Physical Therapy Billing | Would you pay for your services?

Physical Therapy Profitability: Jack-LalannePhysical therapy profitability really depends to a great extent on how much your patients value and like your services.Harvey Schmiedeke, President of Survival Strategies and author of Keys to Private Practice Success used to have a client in a northern US border area (p. 134). “Canada as you know has socialized healthcare, supposedly offering everything for free. The large majority of his client’s patients were Canadians. They would go through the hassle of clearing customs and drive hours to pay him $78 US cash for treatment they supposedly could get for free in their own country. Why? Because he had the reputation of handling headaches and they knew if they went to him they’d be seen immediately and they’d get better!”

In every industry, regardless of geography, referrals, word of mouth are the strongest and most valuable source of customers and patients.

What services could you offer to:
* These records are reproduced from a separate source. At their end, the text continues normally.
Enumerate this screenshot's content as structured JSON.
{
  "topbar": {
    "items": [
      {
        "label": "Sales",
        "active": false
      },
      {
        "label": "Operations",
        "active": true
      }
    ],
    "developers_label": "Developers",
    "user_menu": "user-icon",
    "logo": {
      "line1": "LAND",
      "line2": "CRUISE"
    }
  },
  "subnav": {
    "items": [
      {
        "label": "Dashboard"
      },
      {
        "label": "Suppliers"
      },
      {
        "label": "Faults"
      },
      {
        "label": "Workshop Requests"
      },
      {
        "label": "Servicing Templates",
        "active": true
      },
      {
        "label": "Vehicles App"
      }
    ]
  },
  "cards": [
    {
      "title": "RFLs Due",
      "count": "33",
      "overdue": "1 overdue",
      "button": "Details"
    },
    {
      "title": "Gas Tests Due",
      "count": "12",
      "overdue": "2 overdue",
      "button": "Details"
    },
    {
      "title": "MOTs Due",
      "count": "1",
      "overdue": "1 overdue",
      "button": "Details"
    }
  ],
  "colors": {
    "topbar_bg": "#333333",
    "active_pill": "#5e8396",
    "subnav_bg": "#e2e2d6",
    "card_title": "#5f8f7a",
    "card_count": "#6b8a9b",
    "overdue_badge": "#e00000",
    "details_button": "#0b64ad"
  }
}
  1. differentiate and elevate your physical therapy practice above the competition?
  2. attract highly motivated and loyal patients?
  3. cause patients to rave about your services to their friends and families?
  4. add significant revenue to your pt practice?

For instance, can you offer any one or a combination of these products:
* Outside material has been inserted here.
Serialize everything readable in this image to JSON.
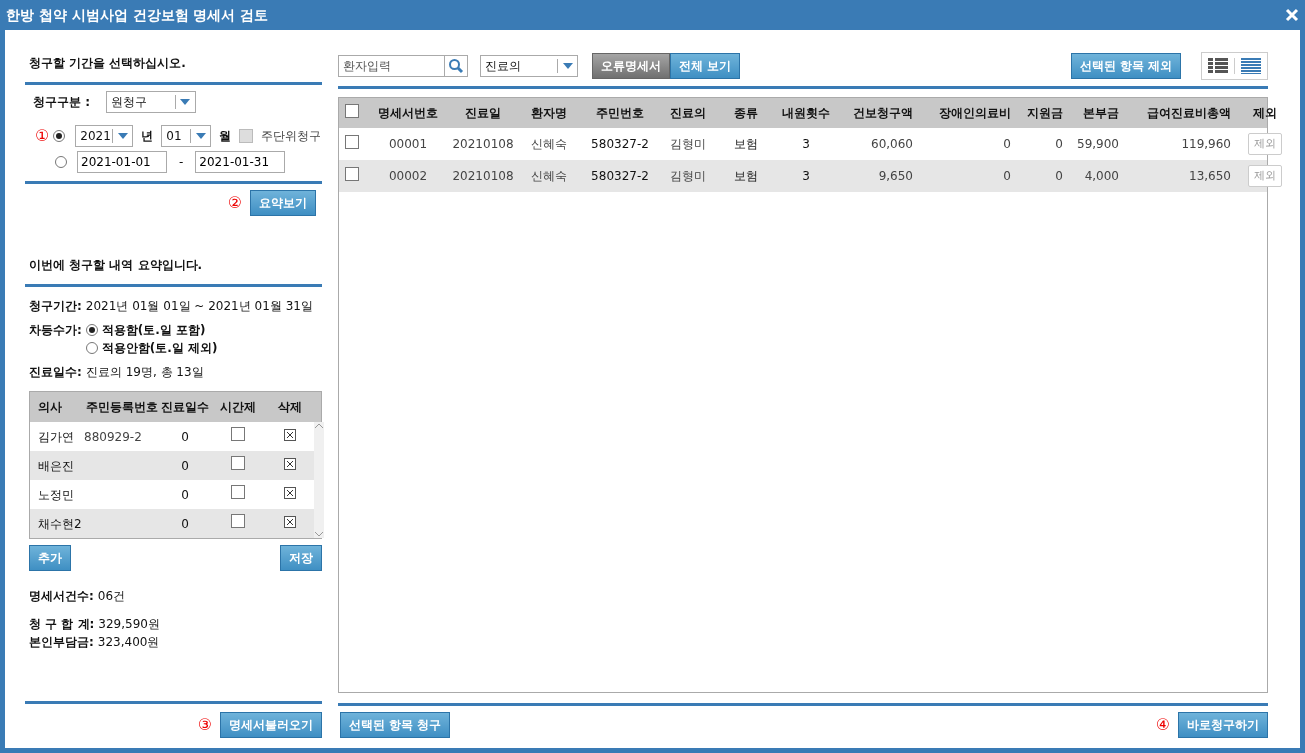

  1. Equipment, supplies, or supplements
  2. Massage
  3. Wellness and Fitness Program
  4. Sports Enhancements Program
  5. Injury Prevention and Ergonomic Re-Design
  6. Vestibular Balance Program
  7. Weight loss Program

What are the steps to discover or invent a program that would really work in your area while increasing the profitability of your physical therapy practice?

Some coaches and practice management consultants suggest surveys are effective means of discovery– but do they really work?

I doubt Harvey’s client surveyed his Canadian neighbors prior to offering his headache handling services. Ford’s notorious quote is: “If I asked my clients what they want, they would ask for a faster horse.” Steve Jobs too is famous for NOT doing any surveys and trusting his intuition.

Apple Computer president Michael Scott in 1980 wrote a memo announcing that “EFFECTIVE IMMEDIATELY!! NO MORE TYPEWRITERS ARE TO BE PURCHASED, LEASED, etc., etc.” by the computer company, with a goal to eliminate typewriters by 1 January 1981.

In 1988, Microsoft manager Paul Maritz sent Brian Valentine, test manager for Microsoft LAN Manager, an email titled “Eating our own Dogfood”, challenging him to increase internal usage of the company’s product. The idea behind “dogfooding” is that if you expect customers to buy your products, you should also be willing to use them. Some people call this “do what you preach.”

Dogfooding needs to be transparent and honest: “watered-down examples, such as auto dealers’ policy of making salespeople drive the brands they sell, or Coca-Cola allowing no Pepsi products in corporate offices … are irrelevant.” (Wikipedia) A perceived advantage beyond marketing is that it should allow employees to test the products in real, complex scenarios, and it gives management pre-launch a sense of progress as the product is being used in practice.

“Microsoft’s use of Windows and .NET would be irrelevant except for one thing: Its software project leads and on-line services managers do have the freedom to choose.”

If you think about it, patients, like customers, seldom know what they really need or want. Surveys only help those who sell survey management services.

When it comes to your physical therapy billing and profitability, you and your staff need to be the final judge of your services. Steve Jobs wanted a computer that he would want to use instead of the typewriter. Ford wanted a car that he would want to drive instead of riding a horse. I want a software service that my staff and I would WANT to use to manage our company.  I want a blog that I choose to read it, that would teach me something new.

Think about it – if you cannot use it, why would anybody else want to use it? If you offered an weight loss program while you weighed 250 pounds, do you think you would attract any patients?

On the other hand, if your program was that good that you used it yourself, how easy would it be to tell your story and get paid for the your services? Would it really matter if insurance covered it?

Trust your intuition and you will have happy patients who tell their friends about your physical therapy services!